> Task to carry out: Report only the number of lines below in which the string "this" appears.

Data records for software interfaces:
◇ ◇ ◇

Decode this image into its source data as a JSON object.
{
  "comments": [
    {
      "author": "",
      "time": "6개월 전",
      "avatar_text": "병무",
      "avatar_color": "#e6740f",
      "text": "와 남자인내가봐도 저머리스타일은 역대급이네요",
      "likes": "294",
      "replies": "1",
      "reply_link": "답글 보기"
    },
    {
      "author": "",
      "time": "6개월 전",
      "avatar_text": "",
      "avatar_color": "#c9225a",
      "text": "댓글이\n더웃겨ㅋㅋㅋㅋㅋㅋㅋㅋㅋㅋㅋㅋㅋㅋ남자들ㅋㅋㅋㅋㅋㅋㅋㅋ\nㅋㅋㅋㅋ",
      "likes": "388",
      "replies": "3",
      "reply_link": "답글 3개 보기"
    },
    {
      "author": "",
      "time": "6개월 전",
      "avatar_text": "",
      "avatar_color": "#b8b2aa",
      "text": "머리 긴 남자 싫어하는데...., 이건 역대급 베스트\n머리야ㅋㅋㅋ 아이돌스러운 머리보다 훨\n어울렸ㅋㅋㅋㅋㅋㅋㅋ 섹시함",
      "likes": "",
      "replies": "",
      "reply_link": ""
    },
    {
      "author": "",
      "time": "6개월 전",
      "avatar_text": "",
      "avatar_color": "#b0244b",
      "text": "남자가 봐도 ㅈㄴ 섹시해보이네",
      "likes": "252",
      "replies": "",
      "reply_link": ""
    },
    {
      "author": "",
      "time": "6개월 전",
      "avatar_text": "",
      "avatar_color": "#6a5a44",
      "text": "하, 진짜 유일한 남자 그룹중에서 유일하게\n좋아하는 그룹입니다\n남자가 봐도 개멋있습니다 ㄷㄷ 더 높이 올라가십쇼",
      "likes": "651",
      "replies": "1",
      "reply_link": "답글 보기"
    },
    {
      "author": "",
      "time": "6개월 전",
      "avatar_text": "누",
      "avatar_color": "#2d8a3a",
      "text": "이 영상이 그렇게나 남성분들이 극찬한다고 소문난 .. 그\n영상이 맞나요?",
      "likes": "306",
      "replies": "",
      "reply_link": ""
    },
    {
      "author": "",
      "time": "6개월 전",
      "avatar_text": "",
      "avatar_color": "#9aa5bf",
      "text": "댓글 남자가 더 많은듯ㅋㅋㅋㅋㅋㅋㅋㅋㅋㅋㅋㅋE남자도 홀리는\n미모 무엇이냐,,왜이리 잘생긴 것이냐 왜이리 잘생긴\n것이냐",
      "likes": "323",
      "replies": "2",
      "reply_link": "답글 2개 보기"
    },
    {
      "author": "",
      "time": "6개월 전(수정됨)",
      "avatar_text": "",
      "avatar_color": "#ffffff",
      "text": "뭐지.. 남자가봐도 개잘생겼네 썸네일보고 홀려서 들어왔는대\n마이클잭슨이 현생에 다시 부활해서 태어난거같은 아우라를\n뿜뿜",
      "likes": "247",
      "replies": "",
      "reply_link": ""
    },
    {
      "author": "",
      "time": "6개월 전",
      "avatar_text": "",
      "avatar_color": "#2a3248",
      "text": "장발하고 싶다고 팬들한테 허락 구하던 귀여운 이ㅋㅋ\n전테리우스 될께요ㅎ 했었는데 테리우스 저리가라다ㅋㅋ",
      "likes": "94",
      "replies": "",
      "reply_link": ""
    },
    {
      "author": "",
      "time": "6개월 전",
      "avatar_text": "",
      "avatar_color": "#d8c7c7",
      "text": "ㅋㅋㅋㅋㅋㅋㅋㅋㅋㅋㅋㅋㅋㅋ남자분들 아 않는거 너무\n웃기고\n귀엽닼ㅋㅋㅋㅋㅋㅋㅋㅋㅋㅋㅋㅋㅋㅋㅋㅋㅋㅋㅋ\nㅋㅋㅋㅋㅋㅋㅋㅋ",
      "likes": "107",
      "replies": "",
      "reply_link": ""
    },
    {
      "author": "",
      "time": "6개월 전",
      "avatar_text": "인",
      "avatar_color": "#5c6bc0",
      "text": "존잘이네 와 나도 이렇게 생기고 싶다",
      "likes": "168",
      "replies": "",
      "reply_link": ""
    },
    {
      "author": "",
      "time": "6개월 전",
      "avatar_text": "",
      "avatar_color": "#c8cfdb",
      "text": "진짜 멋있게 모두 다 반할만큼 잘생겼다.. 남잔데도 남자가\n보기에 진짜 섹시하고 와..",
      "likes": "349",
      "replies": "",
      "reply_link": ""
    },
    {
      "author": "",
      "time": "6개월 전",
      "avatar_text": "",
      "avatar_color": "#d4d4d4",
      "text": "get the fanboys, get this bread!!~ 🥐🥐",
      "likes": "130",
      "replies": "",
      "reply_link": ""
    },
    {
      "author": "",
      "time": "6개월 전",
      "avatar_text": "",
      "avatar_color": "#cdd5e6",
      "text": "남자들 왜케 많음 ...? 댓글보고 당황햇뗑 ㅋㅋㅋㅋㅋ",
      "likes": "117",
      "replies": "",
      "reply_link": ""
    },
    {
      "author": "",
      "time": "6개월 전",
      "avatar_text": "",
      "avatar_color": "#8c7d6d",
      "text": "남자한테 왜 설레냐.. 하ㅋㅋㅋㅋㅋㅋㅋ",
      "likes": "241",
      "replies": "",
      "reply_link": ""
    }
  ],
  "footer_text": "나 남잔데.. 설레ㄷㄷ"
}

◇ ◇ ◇

> Task output: 2